- Kaiser Permanente includes Bupropion SR and XL on their formularies and are covered as preventive care at a $0 cost share. Non-formulary prescription smoking cessation drugs require review and approval, and if approved, the applicable copayment would apply. Over the counter medications are only covered as preventive care at a $0 cost share when purchased at a KP Pharmacy with a prescription. In addition, there are quantity limitations on OTC nicotine replacement products to no more than 16 weeks per member. The OTC nicotine replacement products include nicotine gum, patches and lozenges.
- Anthem offers prescription drug coverage to members who are enrolled in an approved tobacco cessation counseling program.
For CSU students:
- CSU’s student health insurance plan covers up to 8 screening and counseling services visits with a recognized provider per policy year. Services are covered at 100 percent without any copay when performed by an in-network provider. Nicotine replacement therapy is also covered at 100 percent with no copay.
- All fee-paying students have access to sessions with a tobacco cessation coach through the CSU Health Network at no additional charge. Students can also receive free nicotine replacement therapy through the prescription assistance program at CSU if they meet certain income guidelines. Colorado’s QuitLine also offers free nicotine patches.
How do I report a violation of the policy?
- You can fill out an anonymous complaint form through CSU Environmental Health Services.
How do I approach someone who is violating the policy?
- Be friendly, respectful, and non-confrontational: “Hi! Did you know that CSU has changed its smoking policy? We have designated smoke-free areas with receptacles along the boundaries to make it easier for people to comply. If you’re interested in learning more about what parts of campus are smoke-free, just search ‘smoke free’ on CSU’s website.”
Are there any exemptions from the policy?
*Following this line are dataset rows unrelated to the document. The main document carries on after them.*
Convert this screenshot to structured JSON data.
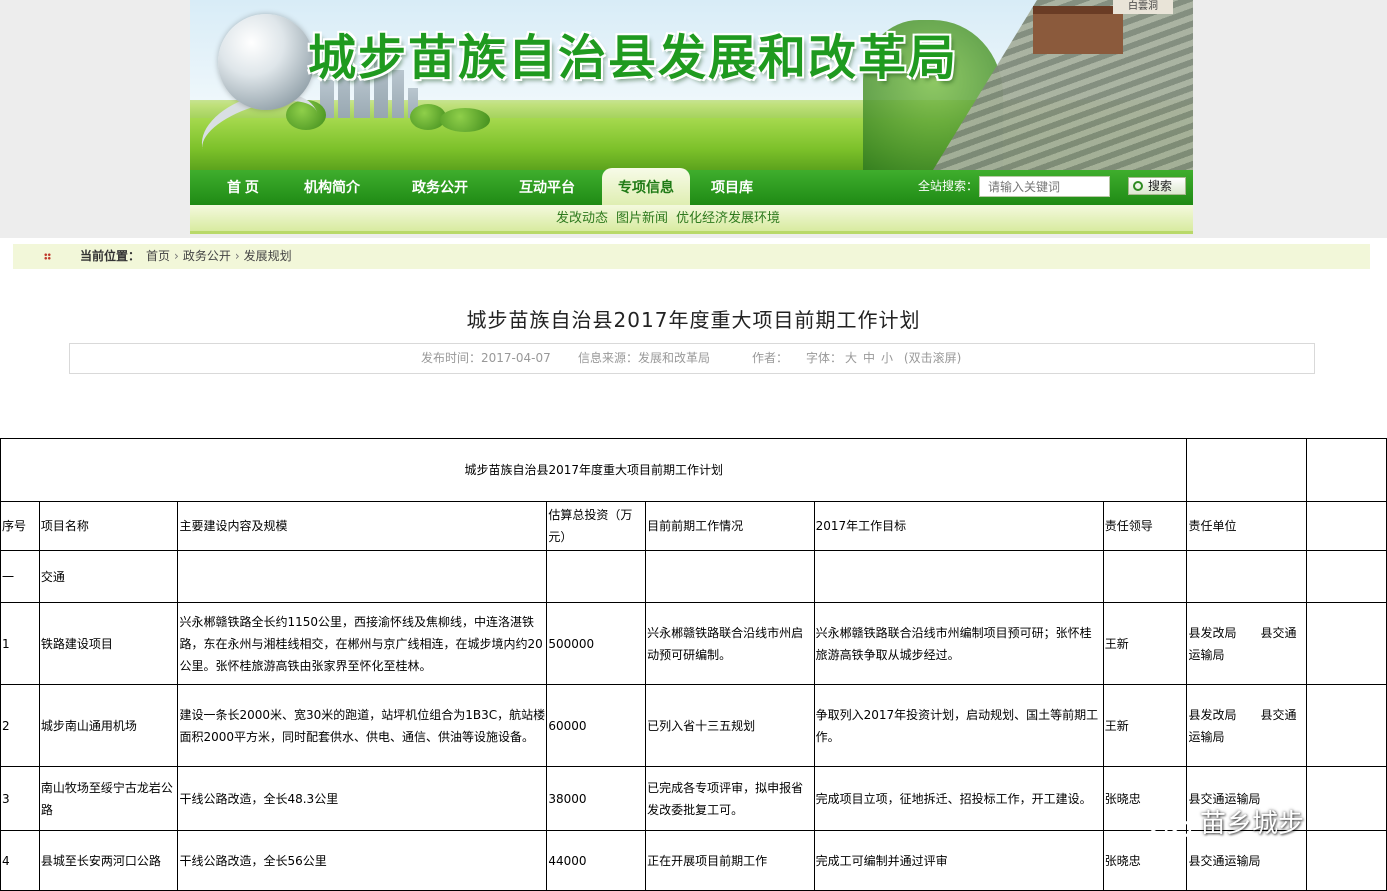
{
  "site": {
    "banner_title": "城步苗族自治县发展和改革局",
    "banner_sign": "白雲洞"
  },
  "nav": {
    "items": [
      {
        "label": "首 页"
      },
      {
        "label": "机构简介"
      },
      {
        "label": "政务公开"
      },
      {
        "label": "互动平台"
      },
      {
        "label": "专项信息",
        "active": true
      },
      {
        "label": "项目库"
      }
    ],
    "search_label": "全站搜索：",
    "search_placeholder": "请输入关键词",
    "search_button": "搜索",
    "sub_items": [
      "发改动态",
      "图片新闻",
      "优化经济发展环境"
    ]
  },
  "breadcrumb": {
    "label": "当前位置：",
    "items": [
      "首页",
      "政务公开",
      "发展规划"
    ],
    "sep": "›"
  },
  "article": {
    "title": "城步苗族自治县2017年度重大项目前期工作计划",
    "publish": "发布时间：2017-04-07",
    "source": "信息来源：发展和改革局",
    "author": "作者：",
    "font_label": "字体：",
    "font_sizes": [
      "大",
      "中",
      "小"
    ],
    "scroll_hint": "(双击滚屏)"
  },
  "table": {
    "title": "城步苗族自治县2017年度重大项目前期工作计划",
    "headers": [
      "序号",
      "项目名称",
      "主要建设内容及规模",
      "估算总投资（万元）",
      "目前前期工作情况",
      "2017年工作目标",
      "责任领导",
      "责任单位"
    ],
    "section": {
      "no": "一",
      "name": "交通"
    },
    "rows": [
      {
        "no": "1",
        "name": "铁路建设项目",
        "content": "兴永郴赣铁路全长约1150公里，西接渝怀线及焦柳线，中连洛湛铁路，东在永州与湘桂线相交，在郴州与京广线相连，在城步境内约20公里。张怀桂旅游高铁由张家界至怀化至桂林。",
        "invest": "500000",
        "status": "兴永郴赣铁路联合沿线市州启动预可研编制。",
        "goal": "兴永郴赣铁路联合沿线市州编制项目预可研；张怀桂旅游高铁争取从城步经过。",
        "leader": "王新",
        "unit": "县发改局　　县交通运输局"
      },
      {
        "no": "2",
        "name": "城步南山通用机场",
        "content": "建设一条长2000米、宽30米的跑道，站坪机位组合为1B3C，航站楼面积2000平方米，同时配套供水、供电、通信、供油等设施设备。",
        "invest": "60000",
        "status": "已列入省十三五规划",
        "goal": "争取列入2017年投资计划，启动规划、国土等前期工作。",
        "leader": "王新",
        "unit": "县发改局　　县交通运输局"
      },
      {
        "no": "3",
        "name": "南山牧场至绥宁古龙岩公路",
        "content": "干线公路改造，全长48.3公里",
        "invest": "38000",
        "status": "已完成各专项评审，拟申报省发改委批复工可。",
        "goal": "完成项目立项，征地拆迁、招投标工作，开工建设。",
        "leader": "张晓忠",
        "unit": "县交通运输局"
      },
      {
        "no": "4",
        "name": "县城至长安两河口公路",
        "content": "干线公路改造，全长56公里",
        "invest": "44000",
        "status": "正在开展项目前期工作",
        "goal": "完成工可编制并通过评审",
        "leader": "张晓忠",
        "unit": "县交通运输局"
      }
    ]
  },
  "watermark": {
    "text": "苗乡城步"
  },
  "colors": {
    "nav_green": "#1f8a15",
    "title_green": "#1f9a1f",
    "crumb_bg": "#f2f7d9"
  }
}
- Tobacco or other smoking products used as the subject matter of a bona fide research project approved by the Vice President for Research or designate, as appropriate, are exempt from the policy. Tobacco is also allowed for ceremonial use in connection with the practice of cultural activities by American Indians, as provided by the American Indian Religious Freedom Act, 42 U.S.C sections 1996 and 1996a. All ceremonial use events must be scheduled in advance with Facilities or Environmental Health Services.
Why is the Transit Center smoke-free?
- The Transit Center is operated by Transfort, which is a part of the City of Fort Collins. As such, the CSU Transit Center is subject to all city ordinances and guidelines that apply to any public transit facilities. All Transfort public transit facilities, benches, and platforms became smoke-free in 2014.
What is the City of Fort Collins’ smoking policy?
- Fort Collins recently expanded its smoking policy to include Old Town Square, all city owned or operated facilities and grounds, all city parks, trails, and natural areas, and most city-approved events and festivals.
- Other smoke-free areas include:
- Fort Collins restaurants and bars.
- Within 20 feet of outdoor dining areas or patios abutting a public right-of-way or sidewalk.
- Any places of employment, except in locations in which the city code expressly permits smoking.
- Within a 20-foot perimeter outside of the entrances, operable windows, passageways and ventilation systems of smoke-free areas, except for passersby who do not stop.
- Bowling alleys and bingo parlors.
- Transfort’s public transit facilities, benches, and platforms.
- 100 percent of hotel or motel rooms must be smoke-free.
- The use of electronic smoking devices will be prohibited in all places where conventional smoking is not allowed.
- Full policy